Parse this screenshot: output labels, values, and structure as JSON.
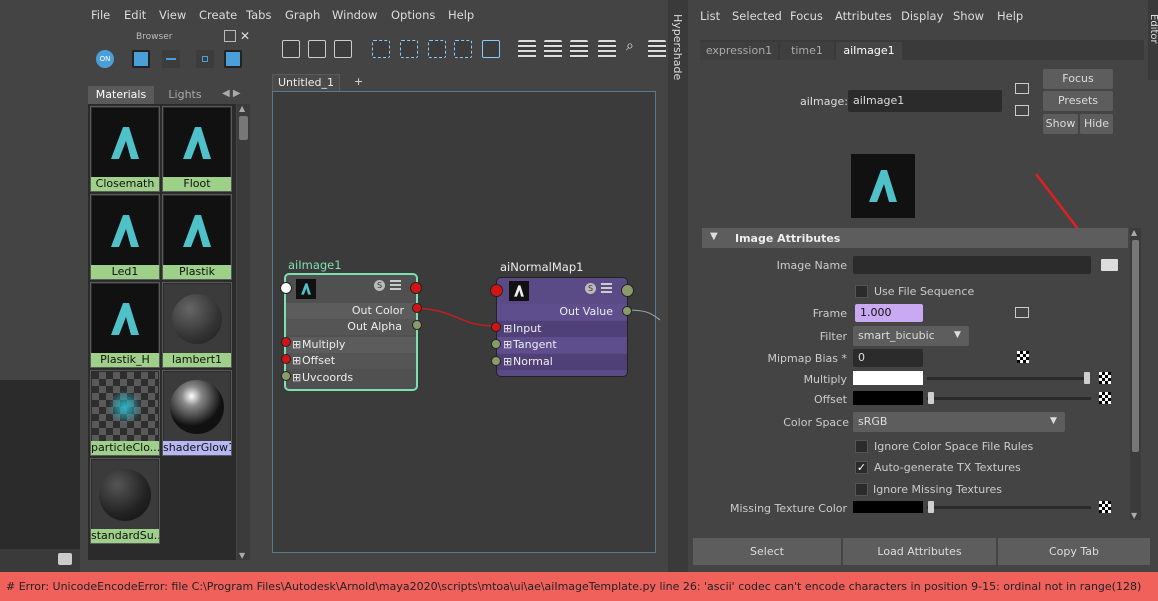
{
  "hypershade": {
    "menu": [
      "File",
      "Edit",
      "View",
      "Create",
      "Tabs",
      "Graph",
      "Window",
      "Options",
      "Help"
    ],
    "browser_label": "Browser",
    "browser_tabs": [
      "Materials",
      "Lights"
    ],
    "materials": [
      "Closemath",
      "Floot",
      "Led1",
      "Plastik",
      "Plastik_H",
      "lambert1",
      "particleClo...",
      "shaderGlow1",
      "standardSu..."
    ],
    "graph_tab": "Untitled_1",
    "graph_tab_add": "+",
    "side_label": "Hypershade",
    "node_ailmage": {
      "title": "aiImage1",
      "outputs": [
        "Out Color",
        "Out Alpha"
      ],
      "inputs": [
        "Multiply",
        "Offset",
        "Uvcoords"
      ]
    },
    "node_normalmap": {
      "title": "aiNormalMap1",
      "outputs": [
        "Out Value"
      ],
      "inputs": [
        "Input",
        "Tangent",
        "Normal"
      ]
    },
    "node_badge": "S"
  },
  "attribute_editor": {
    "menu": [
      "List",
      "Selected",
      "Focus",
      "Attributes",
      "Display",
      "Show",
      "Help"
    ],
    "tabs": [
      "expression1",
      "time1",
      "aiImage1"
    ],
    "node_label": "aiImage:",
    "node_value": "aiImage1",
    "focus": "Focus",
    "presets": "Presets",
    "show": "Show",
    "hide": "Hide",
    "section": "Image Attributes",
    "image_name_label": "Image Name",
    "image_name_value": "",
    "use_file_sequence": "Use File Sequence",
    "frame_label": "Frame",
    "frame_value": "1.000",
    "filter_label": "Filter",
    "filter_value": "smart_bicubic",
    "mipmap_label": "Mipmap Bias *",
    "mipmap_value": "0",
    "multiply_label": "Multiply",
    "offset_label": "Offset",
    "colorspace_label": "Color Space",
    "colorspace_value": "sRGB",
    "ignore_cs": "Ignore Color Space File Rules",
    "autogen_tx": "Auto-generate TX Textures",
    "ignore_missing": "Ignore Missing Textures",
    "missing_color_label": "Missing Texture Color",
    "select_btn": "Select",
    "load_btn": "Load Attributes",
    "copy_btn": "Copy Tab",
    "side_label": "Attribute Editor"
  },
  "error_text": "# Error: UnicodeEncodeError: file C:\\Program Files\\Autodesk\\Arnold\\maya2020\\scripts\\mtoa\\ui\\ae\\aiImageTemplate.py line 26: 'ascii' codec can't encode characters in position 9-15: ordinal not in range(128)",
  "colors": {
    "error_bg": "#f0615c",
    "swatch_label": "#9ed08a",
    "frame_field": "#c9a9f2",
    "ailmage_outline": "#7de0b0",
    "normalmap_body": "#5a4a86",
    "annotation_arrow": "#e02020"
  }
}
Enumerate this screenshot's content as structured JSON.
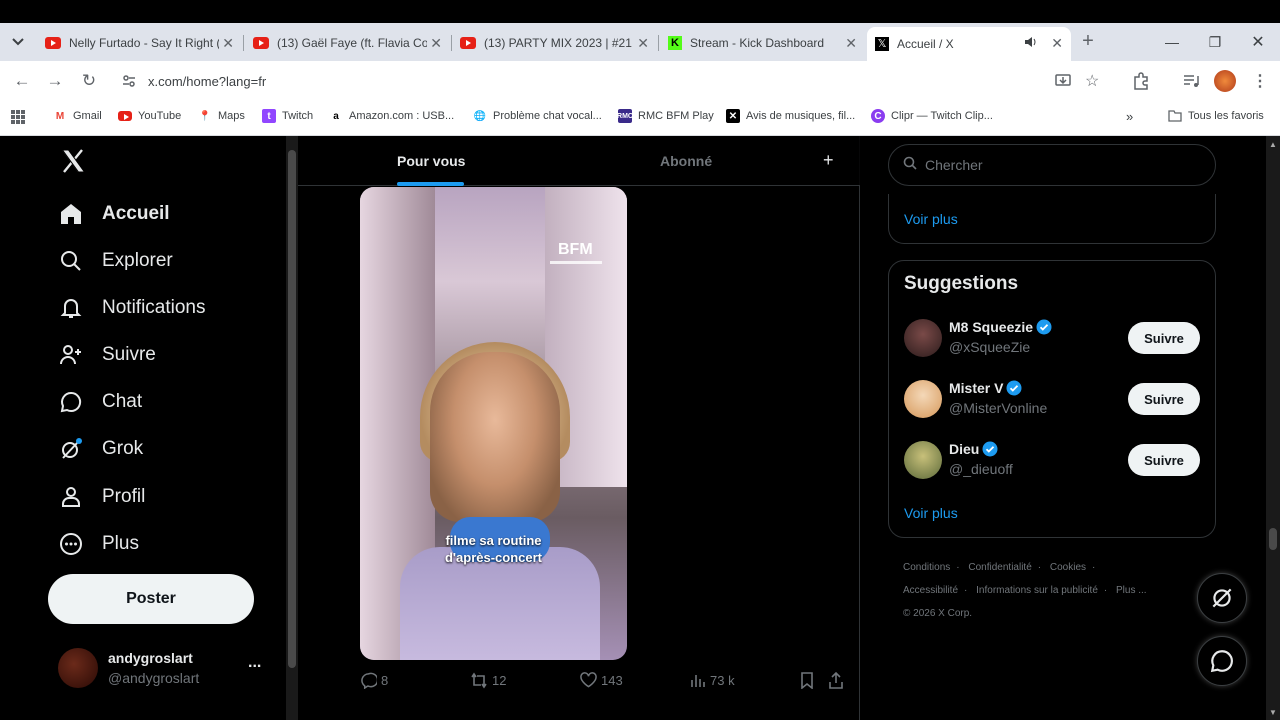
{
  "browser": {
    "tabs": [
      {
        "title": "Nelly Furtado - Say It Right (",
        "favicon": "youtube-icon"
      },
      {
        "title": "(13) Gaël Faye (ft. Flavia Coe",
        "favicon": "youtube-icon"
      },
      {
        "title": "(13) PARTY MIX 2023 | #21 |",
        "favicon": "youtube-icon"
      },
      {
        "title": "Stream - Kick Dashboard",
        "favicon": "kick-icon"
      },
      {
        "title": "Accueil / X",
        "favicon": "x-icon",
        "active": true
      }
    ],
    "url": "x.com/home?lang=fr",
    "bookmarks": [
      {
        "label": "Gmail"
      },
      {
        "label": "YouTube"
      },
      {
        "label": "Maps"
      },
      {
        "label": "Twitch"
      },
      {
        "label": "Amazon.com : USB..."
      },
      {
        "label": "Problème chat vocal..."
      },
      {
        "label": "RMC BFM Play"
      },
      {
        "label": "Avis de musiques, fil..."
      },
      {
        "label": "Clipr — Twitch Clip..."
      }
    ],
    "all_bookmarks": "Tous les favoris",
    "colors": {
      "tabstrip": "#dfe3eb",
      "active_tab": "#ffffff"
    }
  },
  "x": {
    "logo": "X",
    "nav": [
      {
        "label": "Accueil",
        "icon": "home-icon"
      },
      {
        "label": "Explorer",
        "icon": "search-icon"
      },
      {
        "label": "Notifications",
        "icon": "bell-icon"
      },
      {
        "label": "Suivre",
        "icon": "person-add-icon"
      },
      {
        "label": "Chat",
        "icon": "chat-icon"
      },
      {
        "label": "Grok",
        "icon": "grok-icon"
      },
      {
        "label": "Profil",
        "icon": "profile-icon"
      },
      {
        "label": "Plus",
        "icon": "more-circle-icon"
      }
    ],
    "post_button": "Poster",
    "account": {
      "name": "andygroslart",
      "handle": "@andygroslart",
      "more": "..."
    },
    "feed_tabs": {
      "for_you": "Pour vous",
      "following": "Abonné",
      "add": "+"
    },
    "post": {
      "watermark": "BFM",
      "caption_line1": "filme sa routine",
      "caption_line2": "d'après-concert",
      "replies": "8",
      "reposts": "12",
      "likes": "143",
      "views": "73 k"
    },
    "search": {
      "placeholder": "Chercher"
    },
    "trends_more": "Voir plus",
    "suggestions": {
      "title": "Suggestions",
      "items": [
        {
          "name": "M8 Squeezie",
          "handle": "@xSqueeZie",
          "button": "Suivre"
        },
        {
          "name": "Mister V",
          "handle": "@MisterVonline",
          "button": "Suivre"
        },
        {
          "name": "Dieu",
          "handle": "@_dieuoff",
          "button": "Suivre"
        }
      ],
      "more": "Voir plus"
    },
    "footer": {
      "links": [
        "Conditions",
        "Confidentialité",
        "Cookies",
        "Accessibilité",
        "Informations sur la publicité",
        "Plus ..."
      ],
      "copyright": "© 2026 X Corp."
    },
    "colors": {
      "accent": "#1d9bf0",
      "text": "#e7e9ea",
      "muted": "#71767b",
      "border": "#2f3336"
    }
  }
}
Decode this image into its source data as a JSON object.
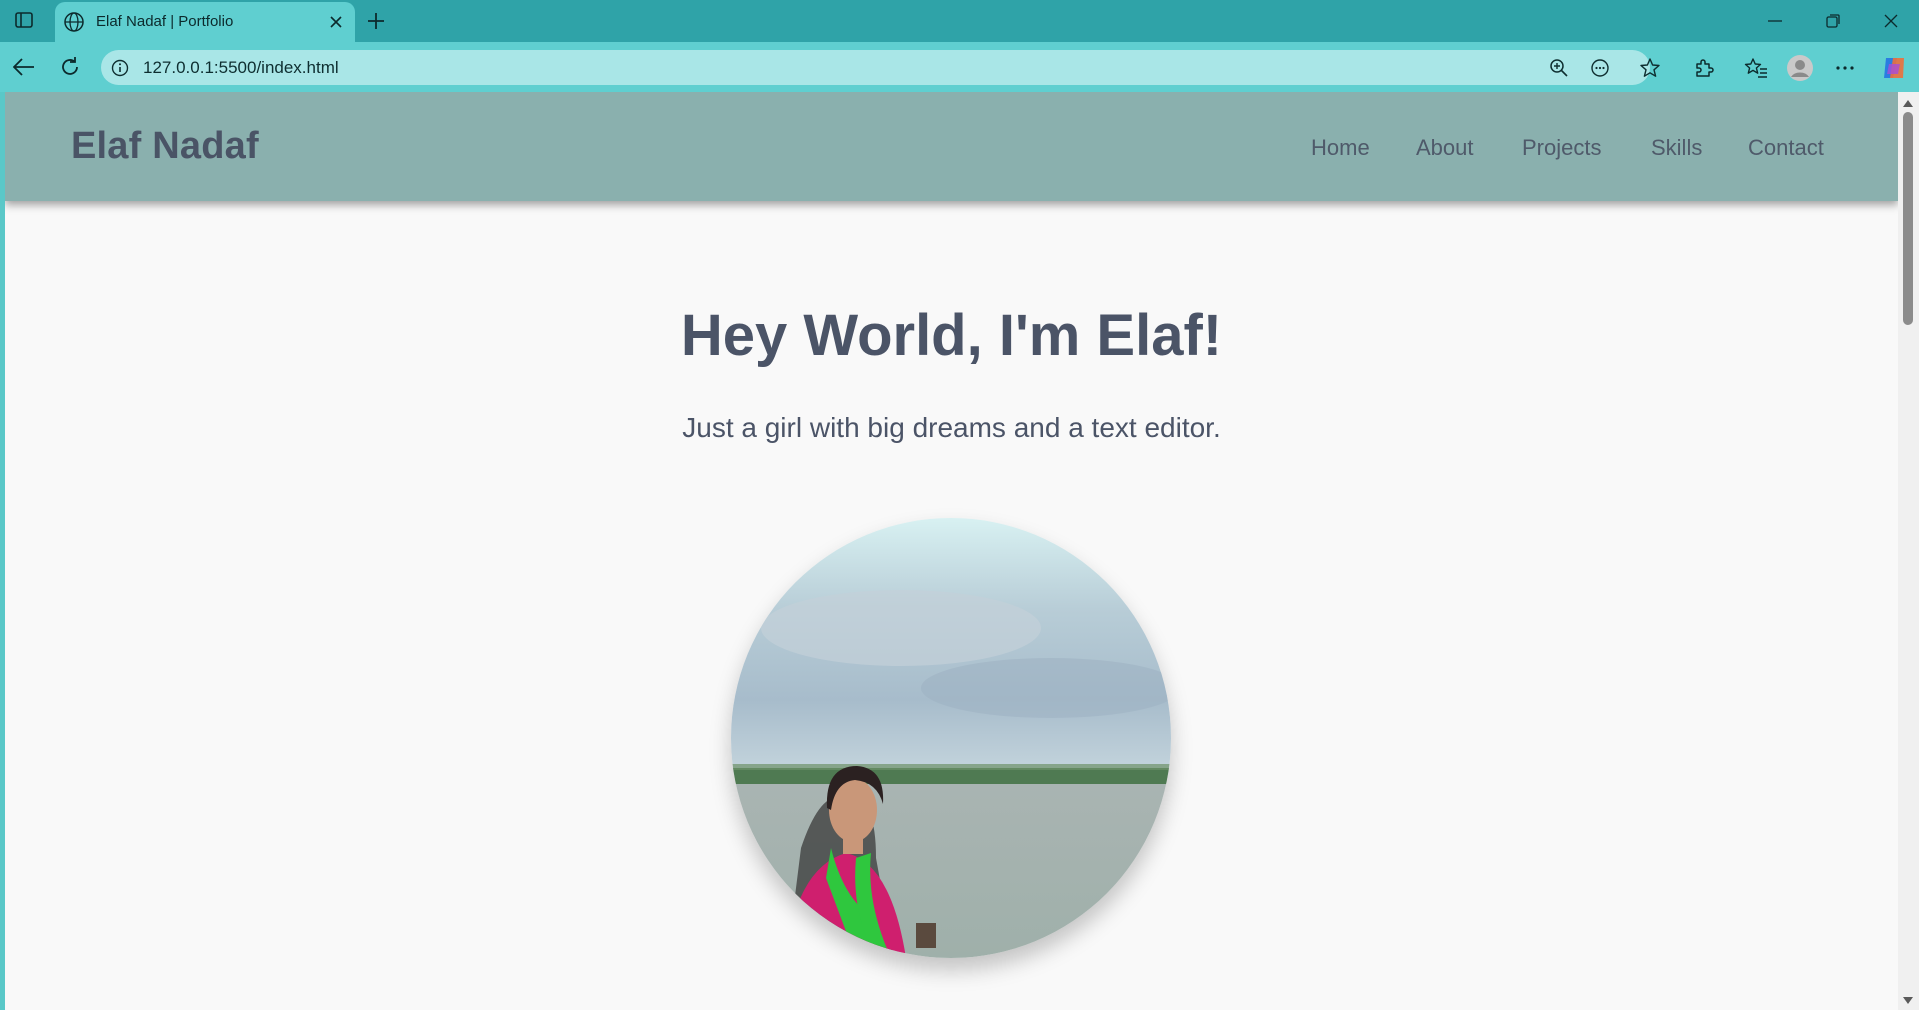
{
  "browser": {
    "tab_title": "Elaf Nadaf | Portfolio",
    "url": "127.0.0.1:5500/index.html"
  },
  "site": {
    "logo": "Elaf Nadaf",
    "nav": [
      "Home",
      "About",
      "Projects",
      "Skills",
      "Contact"
    ],
    "hero_title": "Hey World, I'm Elaf!",
    "hero_subtitle": "Just a girl with big dreams and a text editor."
  },
  "colors": {
    "tabbar": "#2fa3a8",
    "toolbar": "#5fcfd0",
    "header": "#8ab0ae",
    "text": "#4b5467",
    "page_bg": "#f9f9f9"
  }
}
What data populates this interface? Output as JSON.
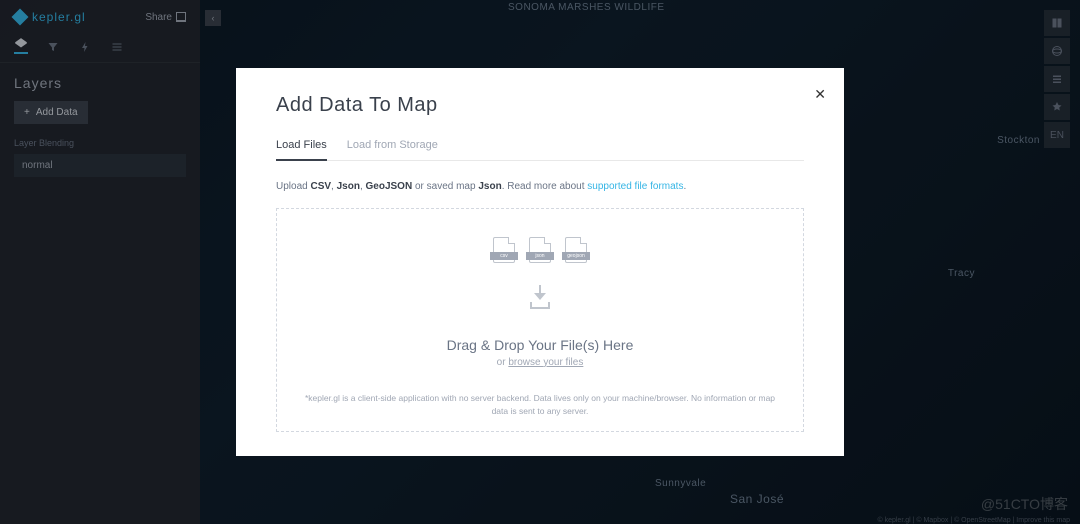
{
  "app": {
    "name": "kepler.gl",
    "share_label": "Share"
  },
  "map_labels": {
    "sonoma": "SONOMA MARSHES WILDLIFE",
    "stockton": "Stockton",
    "tracy": "Tracy",
    "sunnyvale": "Sunnyvale",
    "san_jose": "San José"
  },
  "sidebar": {
    "section_title": "Layers",
    "add_data_label": "Add Data",
    "blending_label": "Layer Blending",
    "blending_value": "normal"
  },
  "right_toolbar": {
    "locale": "EN"
  },
  "modal": {
    "title": "Add Data To Map",
    "tabs": {
      "load_files": "Load Files",
      "load_storage": "Load from Storage"
    },
    "upload_prefix": "Upload ",
    "formats": {
      "csv": "CSV",
      "json": "Json",
      "geojson": "GeoJSON"
    },
    "upload_mid": " or saved map ",
    "upload_json": "Json",
    "upload_suffix": ". Read more about ",
    "supported_link": "supported file formats",
    "file_icon_labels": {
      "csv": "csv",
      "json": "json",
      "geojson": "geojson"
    },
    "drop_text": "Drag & Drop Your File(s) Here",
    "browse_prefix": "or ",
    "browse_link": "browse your files",
    "disclaimer": "*kepler.gl is a client-side application with no server backend. Data lives only on your machine/browser. No information or map data is sent to any server."
  },
  "watermark": "@51CTO博客",
  "attribution": "© kepler.gl | © Mapbox | © OpenStreetMap | Improve this map"
}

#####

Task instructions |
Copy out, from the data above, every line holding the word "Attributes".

Exercise response |
      "Attributes",
    "section": "Image Attributes",
    "load_btn": "Load Attributes",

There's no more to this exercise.